"I think the competition is going great," Nunes said. "I believe a competitive atmosphere makes all the guys better. We know that every single day we're competing for that spot and we all bring that great atmosphere to practice and that helps us to be efficient and really make the most out of every play and every opportunity. There are no wasted plays. There can't be."
Nottingham is considered Nunes' stiffest competition. After Nunes went down last fall, Nottingham won the backup role -- and held it throughout the season. While head coach David Shaw said he won't name a starter until late in fall camp, there is an assumption that Nottingham has an advantage since he has the most game experience of any returning quarterback. Nunes knows that could have been him last season had it not been for the injury, but says it's not worth burning calories on what-could-have-beens.
"It is what it is," he said. "You can never account for the injuries. I feel like you have to make the most of your opportunities and you can only control what you can control. It really sucked getting hurt like that -- especially with the amount of time we all put into it. It was disappointing, but you can only come back as strong as you can. Being out I tried to take as many mental reps as I could and really study the offense."
And who better to study than Luck -- the presumptive No. 1 pick in next month's NFL draft?

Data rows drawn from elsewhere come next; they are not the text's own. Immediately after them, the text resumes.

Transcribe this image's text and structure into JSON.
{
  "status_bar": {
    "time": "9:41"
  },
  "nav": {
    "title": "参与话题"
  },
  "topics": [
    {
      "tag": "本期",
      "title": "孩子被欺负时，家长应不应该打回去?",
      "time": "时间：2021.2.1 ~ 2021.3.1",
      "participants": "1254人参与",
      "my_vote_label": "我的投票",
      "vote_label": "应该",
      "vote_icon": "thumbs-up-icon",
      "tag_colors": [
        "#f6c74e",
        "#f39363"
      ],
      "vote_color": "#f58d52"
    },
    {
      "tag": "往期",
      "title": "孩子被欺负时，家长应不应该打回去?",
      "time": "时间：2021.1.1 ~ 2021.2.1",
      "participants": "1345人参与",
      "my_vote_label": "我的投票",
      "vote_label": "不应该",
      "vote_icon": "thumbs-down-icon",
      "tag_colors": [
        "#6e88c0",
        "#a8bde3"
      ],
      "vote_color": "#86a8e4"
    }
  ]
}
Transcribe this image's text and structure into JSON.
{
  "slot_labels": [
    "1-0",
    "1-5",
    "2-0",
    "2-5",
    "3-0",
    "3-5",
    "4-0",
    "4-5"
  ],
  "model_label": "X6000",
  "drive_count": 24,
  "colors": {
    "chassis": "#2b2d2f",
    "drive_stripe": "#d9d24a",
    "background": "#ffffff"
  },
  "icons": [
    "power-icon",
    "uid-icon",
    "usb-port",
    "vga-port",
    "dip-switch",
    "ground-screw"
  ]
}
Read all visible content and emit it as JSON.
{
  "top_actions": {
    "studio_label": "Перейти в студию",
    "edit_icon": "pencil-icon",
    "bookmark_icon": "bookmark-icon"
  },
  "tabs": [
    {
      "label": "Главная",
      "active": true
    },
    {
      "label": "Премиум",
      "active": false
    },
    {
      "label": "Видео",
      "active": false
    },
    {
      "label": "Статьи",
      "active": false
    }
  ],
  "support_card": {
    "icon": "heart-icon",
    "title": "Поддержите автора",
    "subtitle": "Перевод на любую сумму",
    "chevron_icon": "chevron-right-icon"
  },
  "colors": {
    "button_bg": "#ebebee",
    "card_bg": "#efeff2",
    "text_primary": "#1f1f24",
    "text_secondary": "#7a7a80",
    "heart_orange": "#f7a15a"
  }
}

"Besides seeing what he does on the field, the biggest advantage is being able to see him go through the process," Nunes said. "For me, it's his attention to detail and the drive and tenacity he has to learn. He always wants to be the first one to know things and then go out and apply them in practice or even sessions outside of practice. It was great to see how he goes through the process."
While Nottingham and Nunes have been splitting the main reps with the first team, Robbie Picazo, Evan Crower and Kevin Hogan are also in the mix. Nunes said it's not hard to maintain friendship among the competition -- though things can get a little testy at times.
"It can definitely get a little edgy because we're all competing hard," he said. "But if it weren't like that we'd have a problem because everyone is really passionate about getting that spot. But they are all great guys and I think we handle it pretty well. The coaches let us know whose taking what reps in the rotation so that makes it easier."